Leyland Historical Society
Entry No 1204142
53° 43′ 7.79″ N, 2° 40′ 48.4″ W
A pebble dashed brick house with a stone-slate roof. It has two storeys and two bays with an extension at the rear. On the front is a modern flat-roofed extension above which are two three-light casement windows.
Also on the front is a datestone with lettering in relief. The right return contains a blocked doorway with a canopy.
Stag Lodge to Cuerden Hall incorporating Gateway
Entry No 1361895
53° 42′ 19.73″ N, 2° 40′ 58.26″ W
Early 19th century
The gate lodge is in ashlar and white brick, and has a slate roof. It is in a single storey, and has a T-shaped plan.

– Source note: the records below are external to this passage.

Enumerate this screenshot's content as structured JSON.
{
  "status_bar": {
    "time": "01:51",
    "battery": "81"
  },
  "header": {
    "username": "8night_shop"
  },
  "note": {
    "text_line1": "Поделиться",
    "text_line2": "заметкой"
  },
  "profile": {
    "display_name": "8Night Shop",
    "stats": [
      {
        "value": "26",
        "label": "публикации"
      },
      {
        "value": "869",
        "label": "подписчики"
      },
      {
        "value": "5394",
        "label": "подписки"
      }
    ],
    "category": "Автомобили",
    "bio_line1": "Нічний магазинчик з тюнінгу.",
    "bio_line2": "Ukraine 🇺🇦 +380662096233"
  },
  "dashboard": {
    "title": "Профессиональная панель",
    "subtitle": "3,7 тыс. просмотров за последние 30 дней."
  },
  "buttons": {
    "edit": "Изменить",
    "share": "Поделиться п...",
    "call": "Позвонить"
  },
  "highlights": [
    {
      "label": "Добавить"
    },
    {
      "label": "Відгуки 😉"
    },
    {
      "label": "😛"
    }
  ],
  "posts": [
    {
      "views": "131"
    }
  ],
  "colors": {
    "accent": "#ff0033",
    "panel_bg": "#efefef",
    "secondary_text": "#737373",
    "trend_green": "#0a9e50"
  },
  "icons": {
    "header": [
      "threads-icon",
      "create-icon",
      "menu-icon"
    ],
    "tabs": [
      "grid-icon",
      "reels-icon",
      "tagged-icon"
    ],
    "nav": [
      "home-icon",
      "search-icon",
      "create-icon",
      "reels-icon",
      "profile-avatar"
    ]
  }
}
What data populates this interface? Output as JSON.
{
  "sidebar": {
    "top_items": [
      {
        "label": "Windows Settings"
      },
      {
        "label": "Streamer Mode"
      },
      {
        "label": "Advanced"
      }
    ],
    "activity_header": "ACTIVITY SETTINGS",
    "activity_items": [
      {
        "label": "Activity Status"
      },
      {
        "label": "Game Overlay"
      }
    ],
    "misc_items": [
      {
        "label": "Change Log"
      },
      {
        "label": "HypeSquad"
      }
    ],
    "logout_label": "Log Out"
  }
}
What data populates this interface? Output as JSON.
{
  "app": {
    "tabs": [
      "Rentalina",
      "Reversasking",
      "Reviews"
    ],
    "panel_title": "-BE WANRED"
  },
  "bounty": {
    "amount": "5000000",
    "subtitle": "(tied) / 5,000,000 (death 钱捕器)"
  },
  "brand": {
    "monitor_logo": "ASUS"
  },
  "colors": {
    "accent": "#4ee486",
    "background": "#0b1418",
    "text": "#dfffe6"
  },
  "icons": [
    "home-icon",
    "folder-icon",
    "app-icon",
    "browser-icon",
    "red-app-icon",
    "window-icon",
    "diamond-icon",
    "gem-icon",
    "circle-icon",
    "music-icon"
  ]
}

Facing the drive is a pedimented portico with two Doric columns and a cornice behind which is a doorway with a moulded architrave. On the side walls are pedimented gables, and the windows are sashes.
Lodge to Farington Lodge
Entry No 1073033
53° 42′ 10.73″ N, 2° 42′ 42.01″ W
A former farmhouse in rendered brick with stone dressings on a plinth, with a roof of blue slate at the front and stone-slate at the rear. There are two storeys with an attic and three bays.
On the front is a doorcase with a segmental hood, and at the rear is a two-storey porch with stone quoins. The windows have keystones and contain casements. Inside the house are bressumers.
Entry No 1362136
53° 43′ 12.94″ N, 2° 39′ 52.09″ W
Designed by Lewis Wyatt, the gate piers are tall with demi columns and rusticated sides, moulded caps, and pedestals, one carrying a hawk and the other a stag, both in stucco.
These are flanked by walls with a moulded cornice and a pillar with a ball finial. The lodge, in a square plan, has a single storey, pilasters, and mullioned windows.
Entry No 1073032
53° 43′ 11.82″ N, 2° 42′ 4.39″ W
The church was designed by Edmund Sharpe and the chancel was added in 1909. It is in brick with stone dressings and a red tile roof. The church consists of a nave and west tower in Romanesque style, and a chancel in Gothic style. The tower has four stages, with angle buttresses rising to form pinnacles. There are Lombard friezes on the tower and along the nave, and both contain round-headed
Entry No 1073034
53° 42′ 30.82″ N, 2° 41′ 2.94″ W
A house, later used for other purposes, in brick on a stone plinth with stone dressings and a hipped slate roof. It has two storeys and a square plan with five bays on each front, and a service wing at the rear.
On the entrance front is a porch with lonic columns and pilasters and a plain entablature. Above the porch is a three-light window with an architrave, and over this is a pediment containing a carved stag's head. All the windows are sashes.
The Old School House
Church of St Paul
Entry No 1361894
53° 42′ 23.04″ N, 2° 41′ 4.56″ W
Early 19th century
A brick house on a stone plinth with stone dressings and a hipped slate roof, later used as a hotel. It has two storeys and a square plan with a symmetrical front of five bays, and with wings at the rear.
In the centre is an lonic porch, behind which is a door case with a rectangular fanlight and side windows. The windows are sashes with splayed heads. On the sides are two-storey canted bay windows. Inside the building is elaborate plasterwork.